E-commerce is fine, as far as it goes. That is: as far as the seller-based industrial model can take it. Where it doesn’t go is to customer independence and agency.

We will never get either of those as long as everything we can do in online markets is on commercial platforms where others provide all the means of engagement, all the terms and conditions, all the rules, all the privacy, all the prices, all the identities, all the definitions of loyalty, all the choices for everything.

Back in the physical world, we also have lots of retail and service giants who do all those things. But they don’t run the whole show, like they do online.  In the physical world, we still have natural marketplaces: main streets, crossroads, byways and other essentially open spaces where no one company owns the whole place and customers are free to browse, inform, identify themselves (or not), express loyalty, negotiate prices, form agreements, keep records, and not be tracked like marked animals.

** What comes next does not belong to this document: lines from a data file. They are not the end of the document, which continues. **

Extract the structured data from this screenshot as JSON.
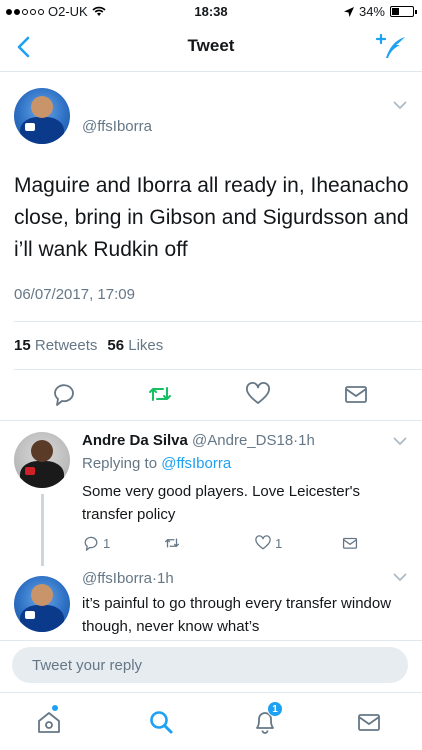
{
  "status_bar": {
    "carrier": "O2-UK",
    "time": "18:38",
    "battery": "34%",
    "battery_level": 0.34
  },
  "nav": {
    "title": "Tweet"
  },
  "main_tweet": {
    "handle": "@ffsIborra",
    "text": "Maguire and Iborra all ready in, Iheanacho close, bring in Gibson and Sigurdsson and i’ll wank Rudkin off",
    "timestamp": "06/07/2017, 17:09",
    "retweets_count": "15",
    "retweets_label": "Retweets",
    "likes_count": "56",
    "likes_label": "Likes"
  },
  "reply_tweet": {
    "name": "Andre Da Silva",
    "handle": "@Andre_DS18",
    "separator": "·",
    "age": "1h",
    "replying_to_label": "Replying to",
    "replying_to_handle": "@ffsIborra",
    "text": "Some very good players. Love Leicester's transfer policy",
    "reply_count": "1",
    "like_count": "1"
  },
  "third_tweet": {
    "handle": "@ffsIborra",
    "separator": "·",
    "age": "1h",
    "text": "it’s painful to go through every transfer window though, never know what’s"
  },
  "reply_bar": {
    "placeholder": "Tweet your reply"
  },
  "tab_bar": {
    "notifications_badge": "1"
  },
  "colors": {
    "accent": "#1da1f2",
    "retweet_green": "#17bf63",
    "secondary_text": "#657786"
  }
}
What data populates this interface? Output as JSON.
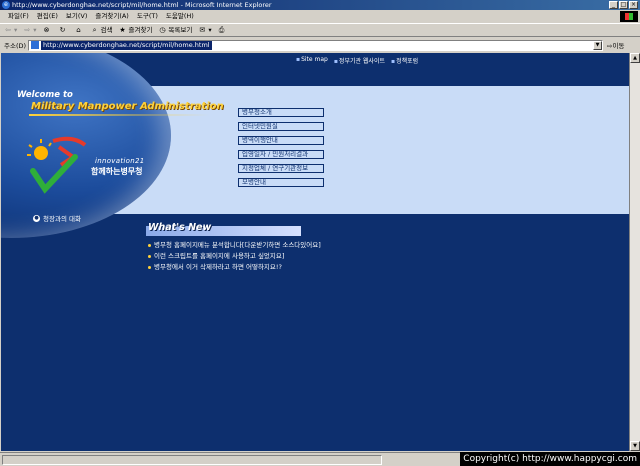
{
  "window": {
    "title": "http://www.cyberdonghae.net/script/mil/home.html - Microsoft Internet Explorer",
    "buttons": [
      "_",
      "□",
      "×"
    ]
  },
  "menubar": [
    "파일(F)",
    "편집(E)",
    "보기(V)",
    "즐겨찾기(A)",
    "도구(T)",
    "도움말(H)"
  ],
  "toolbar": {
    "back_icon": "back-arrow-icon",
    "forward_icon": "forward-arrow-icon",
    "stop_icon": "stop-icon",
    "refresh_icon": "refresh-icon",
    "home_icon": "home-icon",
    "search_label": "검색",
    "favorites_label": "즐겨찾기",
    "history_label": "목록보기"
  },
  "address": {
    "label": "주소(D)",
    "url": "http://www.cyberdonghae.net/script/mil/home.html",
    "go_label": "이동"
  },
  "page": {
    "top_links": [
      "Site map",
      "정부기관 웹사이트",
      "정책포럼"
    ],
    "welcome": "Welcome to",
    "org_name": "Military Manpower Administration",
    "innovation": "innovation21",
    "slogan": "함께하는병무청",
    "dialog_link": "청장과의 대화",
    "menu": [
      "병무청소개",
      "인터넷민원실",
      "병역이행안내",
      "입영일자 / 민원처리결과",
      "지정업체 / 연구기관정보",
      "모병안내"
    ],
    "whats_new_title": "What's New",
    "news": [
      "병무청 홈페이지메뉴 분석합니다[다운받기하면 소스다있어요]",
      "이런 스크립트를 홈페이지에 사용하고 싶었지요]",
      "병무청에서 이거 삭제하라고 하면 어떻하지요!?"
    ]
  },
  "copyright": "Copyright(c) http://www.happycgi.com",
  "colors": {
    "page_bg": "#0d2f6e",
    "light_band": "#c9dcf7",
    "accent_yellow": "#ffd23a",
    "titlebar": "#0a246a"
  }
}
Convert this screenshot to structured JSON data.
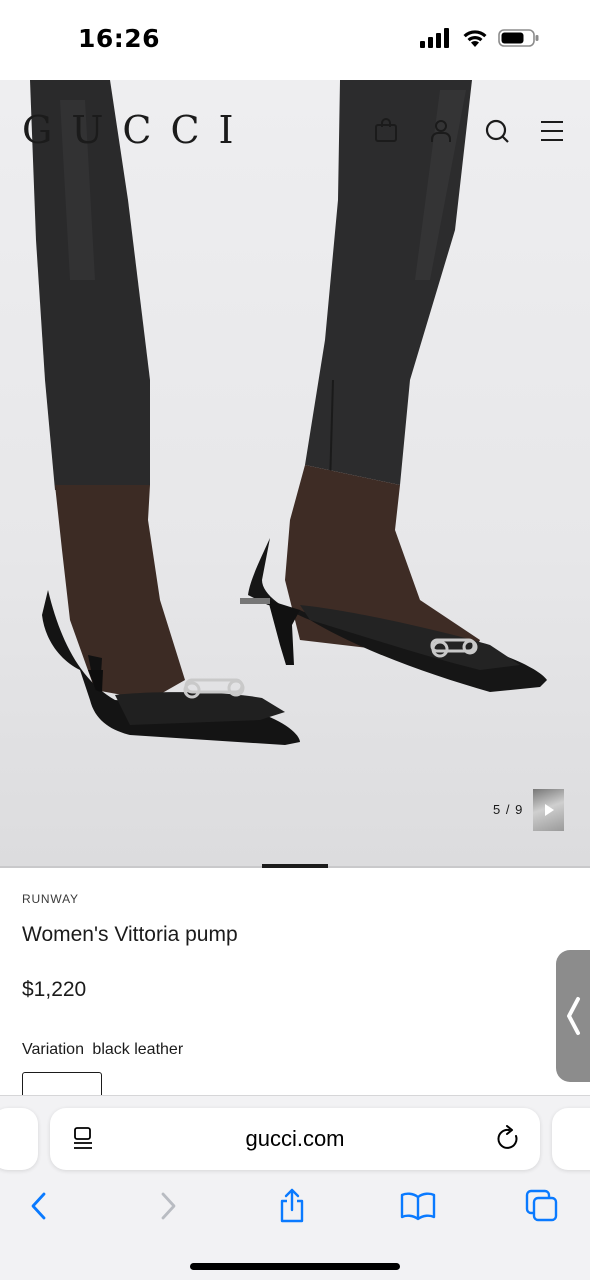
{
  "status_bar": {
    "time": "16:26"
  },
  "site": {
    "logo": "GUCCI"
  },
  "header_icons": [
    "shopping-bag-icon",
    "account-icon",
    "search-icon",
    "menu-icon"
  ],
  "gallery": {
    "counter": "5 / 9",
    "current": 5,
    "total": 9
  },
  "product": {
    "collection": "RUNWAY",
    "name": "Women's Vittoria pump",
    "price": "$1,220",
    "variation_label": "Variation",
    "variation_value": "black leather"
  },
  "browser": {
    "url": "gucci.com",
    "toolbar": [
      "back-icon",
      "forward-icon",
      "share-icon",
      "bookmarks-icon",
      "tabs-icon"
    ]
  },
  "colors": {
    "accent_ios": "#0a7aff",
    "disabled_ios": "#b9bcc2",
    "text": "#1b1b1b"
  }
}
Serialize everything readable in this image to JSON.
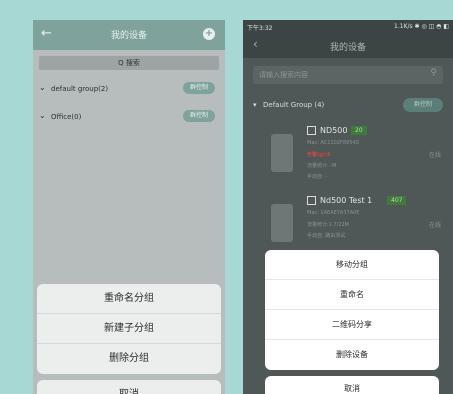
{
  "left_screen": {
    "header_title": "我的设备",
    "search_label": "Q 搜索",
    "groups": [
      {
        "name": "default group(2)",
        "button": "群控制"
      },
      {
        "name": "Office(0)",
        "button": "群控制"
      }
    ],
    "action_sheet": [
      "重命名分组",
      "新建子分组",
      "删除分组"
    ],
    "cancel_label": "取消"
  },
  "right_screen": {
    "status_time": "下午3:32",
    "status_right": "1.1K/s ✱ ◎ ◫ ◓ ◧",
    "header_title": "我的设备",
    "search_placeholder": "请输入搜索内容",
    "group_name": "Default Group (4)",
    "group_button": "群控制",
    "devices": [
      {
        "name": "ND500",
        "tag": "20",
        "mac": "Mac: AC1102F8954D",
        "line2": "告警(g):6",
        "line3": "流量统计: -M",
        "line4": "手动自: -",
        "status": "在线"
      },
      {
        "name": "Nd500 Test 1",
        "tag": "407",
        "mac": "Mac: 1AEAE7A37A0E",
        "line2": "流量统计:1.7/22M",
        "line3": "手动自: 路由测试",
        "line4": "",
        "status": "在线"
      }
    ],
    "action_sheet": [
      "移动分组",
      "重命名",
      "二维码分享",
      "删除设备"
    ],
    "cancel_label": "取消"
  }
}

It’s time for online markets to work like natural ones do offline: markets where we are independent and operate as free agents without fear of surveillance or unwanted controls by others.

When we have those online, they will comprise a new category of commerce. Our name for that category is i-commerce. It works with the first person singular pronoun (I), with indendence, with a lower-case i that looks like a person, and with our long-standing expectation that an intention economy will eventually develop.

It’s also what we expect the Intention Byway to bring into the world, starting with geographical and topical communities, each a commons of customers—and of companies ready to engage with independent customers.

And no, e-commerce won’t go away. But i-commerce is what we need online, and our job here is to help make that happen.